the general relationship between the overall level of schools’ educational resources and the resources gap between socioeconomically advantaged and disadvantaged schools. Where resources are high, the gap tends to be low, and where resources are low, the gap tends to be high.
The OECD analysis also showed that, contrary to the general pattern, Australia has a high level of resources as well as a high level of inequity in the allocation of those resources. Australia’s overall level of schools’ educational resources is above the OECD average, yet it is ranked fifth among 36 participating countries in resource disparity between advantaged and disadvantaged schools.
Caro also sent The Conversation an article published by the Save Our Schools organisation titled OECD Report Highlights Education Inequity in Australia.
She also referred The Conversation to the PISA 2009 results report published by the OECD. She said:
Have a look at pages 89, 91 and 93.
- On page 89: Australia has one of the biggest variations in performance explained by schools’ socio-economic background between schools.
- On page 91: Australia has a very steep socio-economic gradient compared with a majority of the OECD.
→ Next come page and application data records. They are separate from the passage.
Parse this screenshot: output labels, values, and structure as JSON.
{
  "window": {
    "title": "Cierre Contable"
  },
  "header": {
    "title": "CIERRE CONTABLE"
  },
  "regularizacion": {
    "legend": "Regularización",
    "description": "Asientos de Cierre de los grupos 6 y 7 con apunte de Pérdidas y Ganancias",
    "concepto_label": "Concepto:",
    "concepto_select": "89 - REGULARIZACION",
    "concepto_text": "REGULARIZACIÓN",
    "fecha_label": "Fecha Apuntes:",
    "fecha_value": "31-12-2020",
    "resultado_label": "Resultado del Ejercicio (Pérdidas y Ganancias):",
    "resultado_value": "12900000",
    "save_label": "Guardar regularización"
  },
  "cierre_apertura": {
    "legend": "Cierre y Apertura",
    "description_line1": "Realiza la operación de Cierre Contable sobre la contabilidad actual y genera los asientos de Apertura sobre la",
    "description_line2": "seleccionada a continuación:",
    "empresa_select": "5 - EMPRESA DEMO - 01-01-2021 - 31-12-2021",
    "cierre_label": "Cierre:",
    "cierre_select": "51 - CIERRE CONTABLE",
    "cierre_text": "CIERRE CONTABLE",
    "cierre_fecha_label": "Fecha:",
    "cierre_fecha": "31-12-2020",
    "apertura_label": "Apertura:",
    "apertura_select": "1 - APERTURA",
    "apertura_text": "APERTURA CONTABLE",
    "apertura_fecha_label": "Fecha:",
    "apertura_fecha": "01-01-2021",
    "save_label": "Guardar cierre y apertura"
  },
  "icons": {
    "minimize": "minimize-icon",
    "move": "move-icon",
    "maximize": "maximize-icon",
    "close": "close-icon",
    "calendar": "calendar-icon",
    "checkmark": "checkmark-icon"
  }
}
- On page 93: Australia has a significantly higher proportion of advantaged kids in advantaged schools - and disadvantaged kids in disadvantaged schools compared with a majority of OECD countries